ZIM is making efforts toward achieving its low-carbon transition and has strongly committed to expanding the proportion of LNG vessels in its fleet. However, LNG vessels are not considered low-carbon vehicles unless biogas is used. The company does not have a net-zero target and its 2050 target does not match the ambition of its 1.5°C pathway.
Just transition assessment
Social dialogue and stakeholder engagement
No evidence was found of the company’s commitment to social dialogue or of the categories of stakeholders the company engages with on a just transition. Furthermore, no evidence was found to demonstrate the company’s ongoing social dialogue and meaningful engagement with affected stakeholders.
No evidence was found of the company undertaking low-carbon transition planning to mitigate the social impacts of the transition on workers, affected stakeholders and its business relationships. Additionally, no evidence was found to demonstrate the company’s engagement in social dialogue or engagement with stakeholders in its just transition planning.
No public commitment by the company was found stating its intention to create and support access to green and decent jobs as part of the low-carbon transition. Moreover, no evidence was found of the company’s action to promote these jobs in a way that ensures gender balance and inclusion of vulnerable groups. Additionally, no relevant disclosure was found of the company’s assessment of employment dislocation risks.
The company discloses the measures it takes to embed equality of opportunity for women and vulnerable groups in training opportunities. For instance, it partners with an information technology (IT) company to offer training and employment opportunities in software engineering for ultra-Orthodox women in Israel. However, no evidence was found of the company having a process for identifying skills gaps for workers and stakeholders affected by the low-carbon transition or a public commitment to help workers displaced by the transition to reskill or upskill
No relevant disclosure was found to show if the company identifies impacts of the low-carbon transition on social protection for workers and affected stakeholders, nor how it contributes to social protection. Additionally, no evidence was found that the company expects its business relationships to contribute to the social protection of their workers and affected stakeholders.
No relevant disclosure was found to show how the company identifies any misalignment of its lobbying activities with policies and regulations that support the just transition, nor of the measures it takes to address misalignment. Furthermore, no evidence was found that the company lobbies for policies and regulations for green and decent job creation; retention, education and reskilling; and social protection for workers.
No evidence in policy documents was found of a company commitment to respect human rights or all of the ILO fundamental rights at work. Furthermore, the company can strengthen its disclosure on its human rights due diligence process and engagement with affected stakeholders. The company does, however, have a grievance mechanism available to workers and external stakeholders.
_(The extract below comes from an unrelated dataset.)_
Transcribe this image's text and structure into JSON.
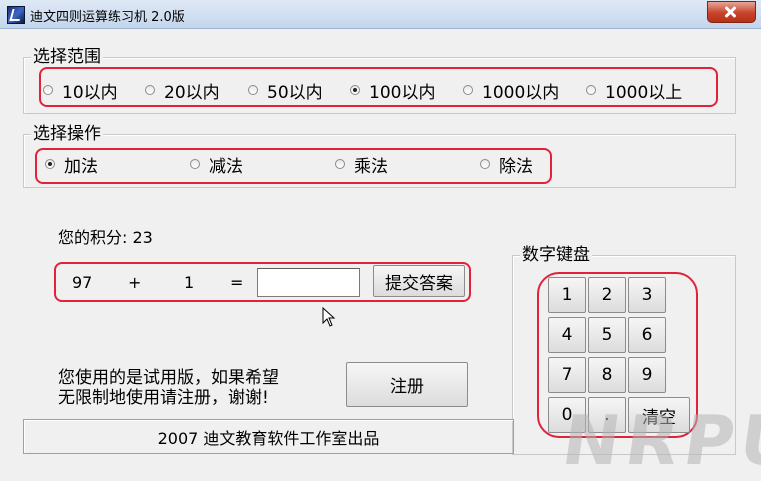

The company discloses the proportion of its direct workforce covered by collective bargaining agreements and some indicators of workforce diversity, including the age and gender of its workforce by employee category. However, the company can increase disclosure on these subjects, as well as on its living wage and working hours practices. Furthermore, the company can strengthen its commitments to respecting worker health and safety and gender equality.
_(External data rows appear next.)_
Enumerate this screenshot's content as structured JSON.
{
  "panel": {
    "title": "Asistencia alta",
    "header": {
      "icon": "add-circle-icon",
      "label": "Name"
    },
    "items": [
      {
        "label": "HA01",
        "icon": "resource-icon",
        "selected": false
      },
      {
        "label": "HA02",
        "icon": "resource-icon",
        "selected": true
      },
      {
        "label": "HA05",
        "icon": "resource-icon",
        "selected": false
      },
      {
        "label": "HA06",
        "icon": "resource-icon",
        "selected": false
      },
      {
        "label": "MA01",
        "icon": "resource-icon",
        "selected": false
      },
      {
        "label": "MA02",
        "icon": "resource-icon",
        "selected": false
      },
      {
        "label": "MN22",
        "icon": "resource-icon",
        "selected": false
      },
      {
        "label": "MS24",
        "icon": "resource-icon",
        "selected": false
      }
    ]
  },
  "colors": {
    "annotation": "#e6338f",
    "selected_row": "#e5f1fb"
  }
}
The company commits to protecting personal data. However, no evidence was found of a privacy statement regarding the collection, sharing and access to personal data of employees and customers. While the company has a policy prohibiting bribery and corruption, no evidence was found of the inclusion of anti-bribery and anti-corruption clauses in its contracts with business relationships. Furthermore, no evidence in policy documents was found regarding its global tax strategy and its lobbying and political engagement policy.